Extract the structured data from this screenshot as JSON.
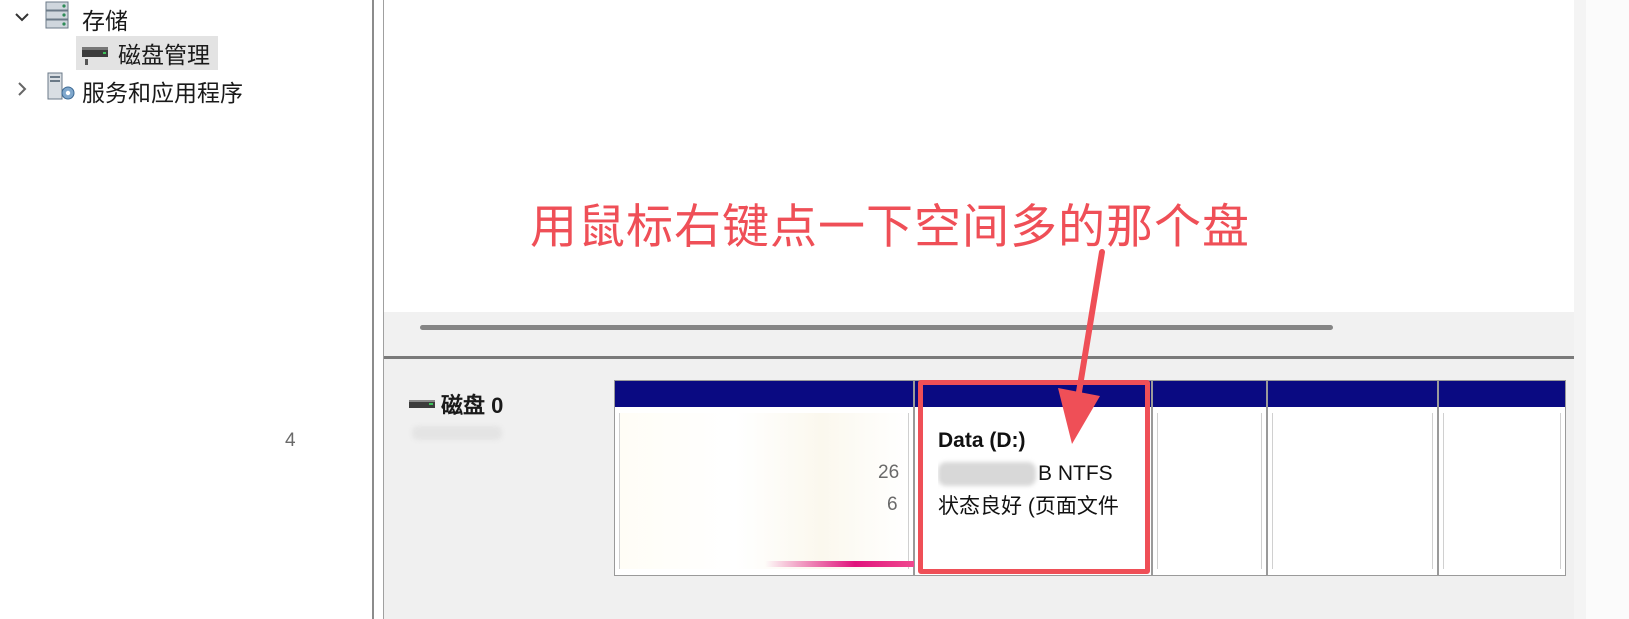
{
  "tree": {
    "storage_label": "存储",
    "disk_management_label": "磁盘管理",
    "services_label": "服务和应用程序"
  },
  "disk": {
    "name": "磁盘 0"
  },
  "partition_d": {
    "title": "Data  (D:)",
    "size_fragment": "B NTFS",
    "status": "状态良好 (页面文件"
  },
  "partition_1_fragments": [
    "4",
    "26",
    "6"
  ],
  "annotation": {
    "text": "用鼠标右键点一下空间多的那个盘",
    "color": "#ef4f57"
  },
  "colors": {
    "partition_bar": "#0a0a82",
    "selection_bg": "#e3e3e3"
  },
  "icons": [
    "chevron-down-icon",
    "storage-icon",
    "disk-icon",
    "chevron-right-icon",
    "services-icon",
    "arrow-icon"
  ]
}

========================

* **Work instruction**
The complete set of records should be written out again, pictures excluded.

* **Exercise answer**
Extract the structured data from this screenshot as JSON.
{
  "tree": {
    "storage_label": "存储",
    "disk_management_label": "磁盘管理",
    "services_label": "服务和应用程序"
  },
  "disk": {
    "name": "磁盘 0"
  },
  "partition_d": {
    "title": "Data  (D:)",
    "size_fragment": "B NTFS",
    "status": "状态良好 (页面文件"
  },
  "partition_1_fragments": [
    "4",
    "26",
    "6"
  ],
  "annotation": {
    "text": "用鼠标右键点一下空间多的那个盘",
    "color": "#ef4f57"
  },
  "colors": {
    "partition_bar": "#0a0a82",
    "selection_bg": "#e3e3e3"
  },
  "icons": [
    "chevron-down-icon",
    "storage-icon",
    "disk-icon",
    "chevron-right-icon",
    "services-icon",
    "arrow-icon"
  ]
}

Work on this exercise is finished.